Before his untimely death in 2004, Dimebag Darrell shared the Dean ethos that rock 'n' roll should be about volume, whisky and women.
He was both the firm's most prominent endorsee and its biggest fan, having won his first Dean in a Texas guitar competition at the age of 16.
Now Dean has introduced a new Tribute series based on the ML body style that the guitarist was so fond of.
The DBD Tribute ML model makes it impossible not to think of Dimebag when you see it.
This isn't down to the little picture of him on the headstock (which frankly feels a bit weird), but simply the combination of those iconic ML body contours and Series II Classic V headstock.
Rarely has a body design been so closely associated with one guitarist.
The DBD Tribute costs £500 less than the series' Dime-O-Flame model, and you can tell just by looking that it's got a less exciting bridge and pickup configuration.
There's no binding on the neck either, and the fret inlays aren't quite so spangly. But, while you get what you pay for with the trimmings, the construction is just as solid as it's big brother.
The DBD Tribute has a tidy finish and the bolt-on joint that binds the maple neck to the basswood body is extremely tough.
Basswood, maple and rosewood (that's the fingerboard) are decent enough materials in this price bracket and the ML body shape is also designed to maximise sustain by spreading its mass over a wide area.
The final piece of the jigsaw is a pair of zebra humbuckers that sit at the neck and bridge with a three-way selector to move between them.
There's also a good story behind those strips of duct tape on the neck - it's a trick that Dimebag used to stop his strings getting caught under his pickups while dive-bombing the trem.
There's no whammy bar on the DBD Tribute, however, so this seems to be just for show.

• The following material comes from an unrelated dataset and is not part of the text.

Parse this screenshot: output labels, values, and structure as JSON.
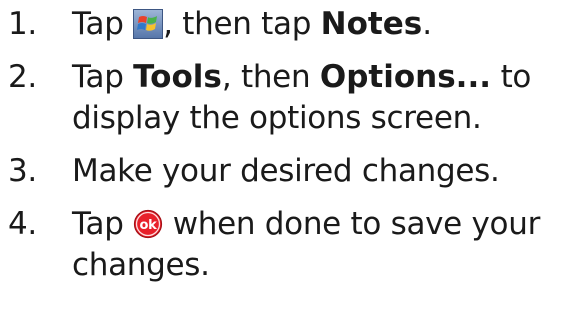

Of more practical use are the Dimebag traction knobs, which have a series of holes drilled into the plastic around the dials, giving you more of a grip in a sweaty venue.
Dimebag's technique was physically demanding, and this is reflected in the DBD Tribute's level of playability.
Despite being a fairly obtuse shape, the ML body is a winner on the lap and when standing. It also offers a level of top fret access that's up there with the Strat, and its neck profile supports every Dime technique from tapping to chugging.
Play the DBD Tribute clean through a solid-state amp and you may find its tone functional rather than memorable, but this guitar doesn't really get going until you press the overdrive button.
Here it's an absolute monster, with a thick, high-octane tone that eats up everything from Message In Blood to Cowboys From Hell, and it sustains for so long you'll have time to grow a funny little pink beard between notes.